+3 for following blog

6 total


Crystal said...

Great Post!
And oooo... I hate when that happens! Sometimes it results in me throwing the book across the room. But I always pick it back up.
I would have to go with both A and C. More C but some A because I cry. Def. not D, not nice and just a wee bit crazy. LoL
@Tanya1224, I loved Kisten too. =( So sad, I cried as well.

I loved Dark Time and can't wait for Sacrifice to find out what comes next for Maliha and what's up with Jake.

+1 Commented
+1 Facebook
+3 Follow Blog
5 Total

Tracey O'Hara said...

Great topic. Killing off caracters can be good and can be devastaing. I cried when I killed off one of my fav characters.

Carrie S. said...

Killing off characters does tend to make me upset. I don't believe I've cried. But I was sad and wondering why the author did such things.

Mysteriousrose said...

I have had a lot of those moments when I read a book and my favorite character die in one way or another and I cried for them so my answer is going to be A.

I can not see if this contest is international so I hope it's ok that I entered.

+1 for commenting
+3 for following blog
Total: 4

Sharon S. said...
This comment has been removed by the author.
Sharon S. said...

I just cry in a loud and rude way, then move on . Kim Harrison still gets bombarded with questions of why she killed off one of her favorite characters. And Tracey O'Hara is another example (I let her know it made me sad. I might have whined a bit too)
The thing about paranormal stories is, dead doesn't always mean *dead. So I think we hold out hope that maybe that character will show back up.
I am currently reading Dark Time and all this talk about killing characters by you has got me a little worried .

5 points for me!

k_sunshine1977 said...

What happens when a paranormal series character you've grown to love gets the ax, sometimes literally? Do you:

A) Cry but trust the author that it was for the best in the series

i would have to agree with several other posters regarding kim harrison's choice, but i still love that series. i wouldn't stop reading a series as long as the character wasn't killed just for some plot - if it had a purpose...

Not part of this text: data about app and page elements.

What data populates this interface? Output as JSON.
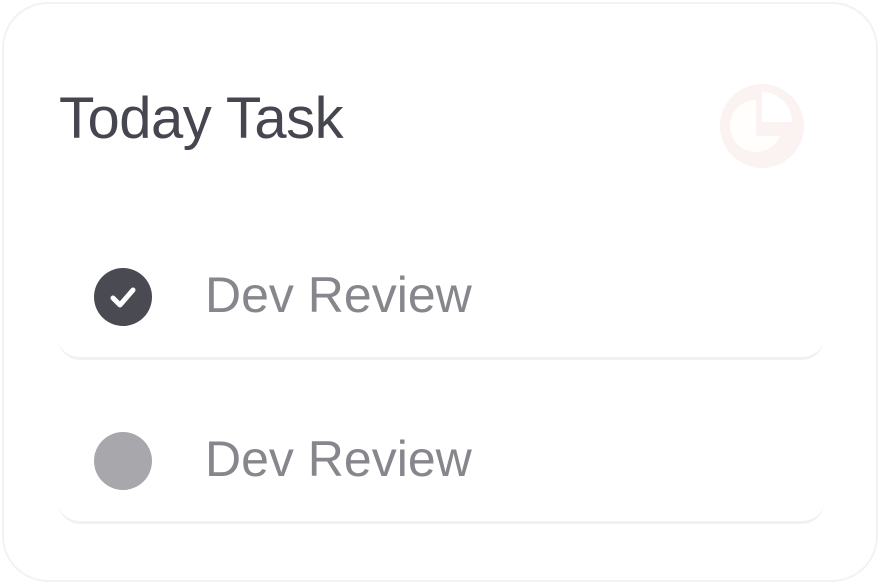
{
  "card": {
    "title": "Today Task",
    "action_icon": "pie-chart-icon"
  },
  "tasks": [
    {
      "label": "Dev Review",
      "completed": true,
      "status_icon": "check-circle-icon"
    },
    {
      "label": "Dev Review",
      "completed": false,
      "status_icon": "empty-circle-icon"
    }
  ],
  "colors": {
    "title": "#464650",
    "task_text": "#86868d",
    "checked_fill": "#4a4a53",
    "unchecked_fill": "#a7a7ac",
    "icon_bg": "#fbf3f1"
  }
}
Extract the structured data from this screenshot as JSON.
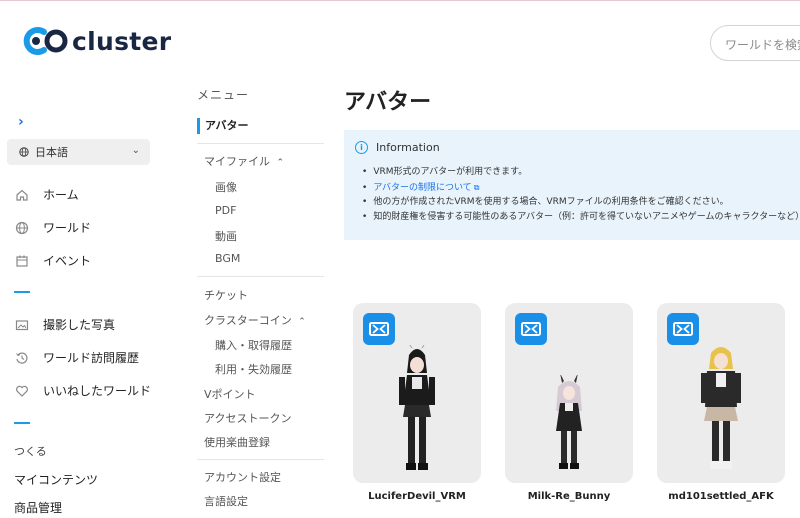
{
  "brand": {
    "name": "cluster",
    "accent": "#1a9be8",
    "dark": "#1a2742"
  },
  "search": {
    "placeholder": "ワールドを検索"
  },
  "sidebar": {
    "language": "日本語",
    "items": [
      {
        "label": "ホーム",
        "icon": "home-icon"
      },
      {
        "label": "ワールド",
        "icon": "globe-icon"
      },
      {
        "label": "イベント",
        "icon": "calendar-icon"
      },
      {
        "label": "撮影した写真",
        "icon": "photo-icon"
      },
      {
        "label": "ワールド訪問履歴",
        "icon": "history-icon"
      },
      {
        "label": "いいねしたワールド",
        "icon": "heart-icon"
      }
    ],
    "create_label": "つくる",
    "my_contents": "マイコンテンツ",
    "product_mgmt": "商品管理"
  },
  "menu": {
    "title": "メニュー",
    "active": "アバター",
    "my_files": "マイファイル",
    "my_files_sub": [
      "画像",
      "PDF",
      "動画",
      "BGM"
    ],
    "ticket": "チケット",
    "coin": "クラスターコイン",
    "coin_sub": [
      "購入・取得履歴",
      "利用・失効履歴"
    ],
    "vpoint": "Vポイント",
    "access_token": "アクセストークン",
    "music": "使用楽曲登録",
    "account": "アカウント設定",
    "language": "言語設定"
  },
  "main": {
    "title": "アバター",
    "info": {
      "heading": "Information",
      "lines": [
        "VRM形式のアバターが利用できます。",
        "アバターの制限について",
        "他の方が作成されたVRMを使用する場合、VRMファイルの利用条件をご確認ください。",
        "知的財産権を侵害する可能性のあるアバター（例：許可を得ていないアニメやゲームのキャラクターなど）"
      ]
    },
    "avatars": [
      {
        "name": "LuciferDevil_VRM"
      },
      {
        "name": "Milk-Re_Bunny"
      },
      {
        "name": "md101settled_AFK"
      }
    ]
  }
}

+1 comment
+3 Following your personal blog

k_sunshine1977 at yahoo dot com

Karyn Gerrard said...

This was a fascinating post! It must be gut wrenching to make such a decision. I would go with A, the author knows the characters better than anyone, I would trust her to know what was best. I can live with it.

+1 comment
+3 Follow your blog

Sue S. said...

Death is never fun. Whether fictional or real. But in fiction deaths tend to help shape the protagonist in ways that are necessary. So while it may be painful to read, I see the need for it.

Claire Dawn said...

I took a 4 month hiatus from the first draft of my first WIP in order not to kill a character who was always supposed to die!

= 1 for commenting!

Lisa R/alterlisa said...

+1 The key here is the word paranormal- dead does not always mean dead(kinda like a soap opera) so I assume the author knows best until she proves otherwise then she probably gets an email from me begging like a little kid- you know that one that says please, please, please and flashes puppy dog eyes with big ole tears in them. Yeah, that's the one.
+3 follow your personal blog

alterlisa AT yahoo DOT com

Sweet Rachel! said...

I HATE it when my favorite character dies! argh! But I must be a glutton for punishment because the ones in which my character gets "the ax" are always my favorite.

+6 total

+3 following your blog
+1 here
+1 Twitter
+1 facebook!/profile.php?id=1365769490

Dakota Banks said...

The winner of the signed copy of Sacrifice is alicia0605. Alicia, please let me know your mailing address by sending me an email through the contact page of my website, Congratulations!

nymfaux said...

congrats to the winner!!!!